Increasing brand recognition for products and retailers is another major opportunity for startups. “There’s no Starbucks or Nordstrom’s yet — names that mean things to people,” Larson said.

One of Gateway’s graduates is Carrie Tice, the founder of Octavia Wellness. She quit her job at a technology company in 2015 when her mother became ill and now sells cannabis as tinctures, salves and other products to seniors looking for alternatives to opioids for pain relief and better sleep. Most of her products have little to no THC, the psychoactive component of cannabis.

Gateway helped Tice refine her pitch and introduced her to Big Rock, a private family fund and investment company. Big Rock helps with everything “from community intros and tech support to marketing resources and updates on regulatory developments,” said Tice in an email.

Octavia Wellness now has a network of 80 “wellness consultants” who advise more than 1,100 clients in California, and will be expanding to Nevada, where both medical and recreational marijuana is legal. Tice said that legalizing recreational use will boost her sales considerably because people will no longer have to obtain a doctor’s recommendation to buy her products.

Companies like Big Rock, which has invested more than $10 million in the cannabis industry, are playing an important part in funding the industry’s growth. “Starting up a testing lab or a dispensary is extremely capital intensive,” said Stephen Kaye, Big Rock’s chief operating officer. Private firms can make decisions and move large amounts of money quickly, he said. He receives pitches every day from entrepreneurs and is especially interested in medical research. For Jody Hall, an entrepreneur in Seattle, joining an investment company has freed her to focus on her core business rather than on the myriad regulations that accompany its operation. Hall, who runs a conventional cupcake business, started a new venture, GoodShip, two years ago to make cannabis edibles. She found that she was spending “way too much time” getting advice from lawyers on what was or wasn’t allowed. Hall recently sold GoodShip to Privateer Holdings, a private equity firm, and is staying on. The cash infusion has given her more time to develop products, she said, and has accelerated her plans to expand to California.

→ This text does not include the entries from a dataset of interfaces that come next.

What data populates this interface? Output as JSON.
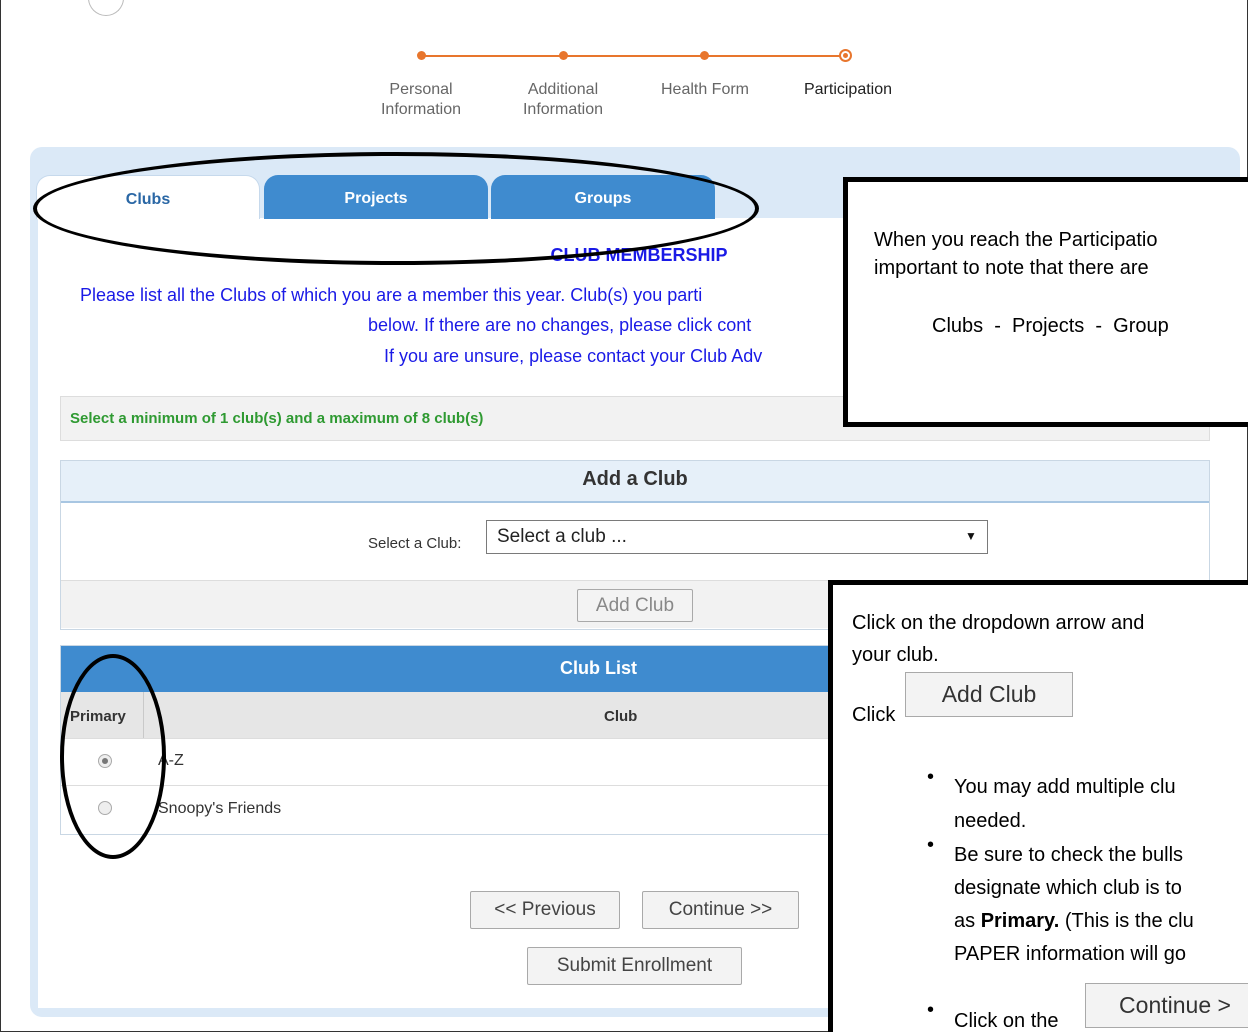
{
  "steps": {
    "personal_line1": "Personal",
    "personal_line2": "Information",
    "additional_line1": "Additional",
    "additional_line2": "Information",
    "health": "Health Form",
    "participation": "Participation"
  },
  "tabs": {
    "clubs": "Clubs",
    "projects": "Projects",
    "groups": "Groups"
  },
  "club_membership": {
    "heading": "CLUB MEMBERSHIP",
    "line1": "Please list all the Clubs of which you are a member this year. Club(s) you parti",
    "line2": "below.  If there are no changes, please click cont",
    "line3": "If you are unsure, please contact your Club Adv"
  },
  "notice": "Select a minimum of 1 club(s) and a maximum of 8 club(s)",
  "add_club": {
    "title": "Add a Club",
    "select_label": "Select a Club:",
    "select_value": "Select a club ...",
    "button": "Add Club"
  },
  "club_list": {
    "title": "Club List",
    "col_primary": "Primary",
    "col_club": "Club",
    "rows": [
      {
        "name": "A-Z",
        "primary": true
      },
      {
        "name": "Snoopy's Friends",
        "primary": false
      }
    ]
  },
  "nav": {
    "previous": "<< Previous",
    "continue": "Continue >>",
    "submit": "Submit Enrollment"
  },
  "callout_top": {
    "line1": "When you reach the Participatio",
    "line2": "important to note that there are",
    "line3": "Clubs  -  Projects  -  Group"
  },
  "callout_bottom": {
    "line1": "Click on the dropdown arrow and",
    "line2": "your club.",
    "click": "Click",
    "add_club_btn": "Add Club",
    "bullet1_a": "You may add multiple clu",
    "bullet1_b": "needed.",
    "bullet2_a": "Be sure to check the bulls",
    "bullet2_b": "designate which club is to",
    "bullet2_c_bold": "Primary.",
    "bullet2_c_pre": "as ",
    "bullet2_c_post": " (This is the clu",
    "bullet2_d": "PAPER information will go",
    "bullet3": "Click on the",
    "continue_btn": "Continue >"
  },
  "colors": {
    "accent_orange": "#e8762d",
    "tab_blue": "#3f8bcf",
    "panel_bg": "#dbe9f7",
    "link_blue": "#1a1ae6",
    "notice_green": "#2f9a32"
  }
}
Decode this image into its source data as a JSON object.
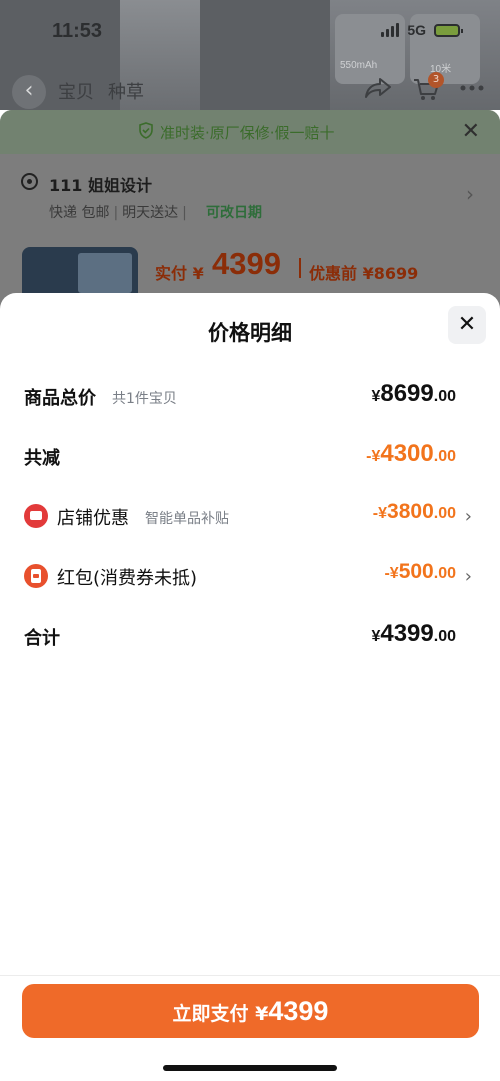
{
  "status_bar": {
    "time": "11:53",
    "network": "5G"
  },
  "background_page": {
    "nav_tabs": [
      "宝贝",
      "种草"
    ],
    "card_texts": [
      "550mAh",
      "10米"
    ],
    "cart_badge": "3"
  },
  "order_summary": {
    "banner": "准时装·原厂保修·假一赔十",
    "address_name": "111 姐姐设计",
    "delivery": [
      "快递 包邮",
      "明天送达"
    ],
    "change_date": "可改日期",
    "pay_label": "实付 ¥",
    "pay_amount": "4399",
    "price_before": "优惠前 ¥8699"
  },
  "price_detail": {
    "title": "价格明细",
    "rows": [
      {
        "label": "商品总价",
        "sub": "共1件宝贝",
        "amount_symbol": "¥",
        "amount_int": "8699",
        "amount_dec": ".00"
      },
      {
        "label": "共减",
        "sub": "",
        "amount_symbol": "-¥",
        "amount_int": "4300",
        "amount_dec": ".00"
      },
      {
        "label": "店铺优惠",
        "sub": "智能单品补贴",
        "amount_symbol": "-¥",
        "amount_int": "3800",
        "amount_dec": ".00"
      },
      {
        "label": "红包(消费券未抵)",
        "sub": "",
        "amount_symbol": "-¥",
        "amount_int": "500",
        "amount_dec": ".00"
      },
      {
        "label": "合计",
        "sub": "",
        "amount_symbol": "¥",
        "amount_int": "4399",
        "amount_dec": ".00"
      }
    ]
  },
  "pay_button": {
    "label": "立即支付 ¥",
    "amount": "4399"
  },
  "colors": {
    "accent_orange": "#ef6a29",
    "discount_orange": "#f2741c",
    "shop_icon_red": "#e23a3a"
  }
}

While states are collecting hundreds of millions of dollars in tax revenues from marijuana businesses, and a rising number of Americans favor legalization in some form, Attorney General Jeff Sessions’ firm opposition to it poses a risk to cannabis-related companies. He could “shut the industry down tomorrow,” said Micah Tapman, co-founder of the Canopy cannabis accelerator and venture capital fund in Colorado.

Of course, there are other challenges. Evolving rules and regulations, like new packaging requirements, can add unexpected costs to processors and retailers. Companies forced to deal only in cash can run into safety and theft issues. Many small growers emerging from the black market “have no idea how to run a commercial-scale facility,” James of Marijuana Venture said.

Despite the hurdles and uncertainty facing the industry, Larson of Gateway has remained optimistic. “People are gaining confidence as legalization spreads, and the growth is going to be huge,” he said.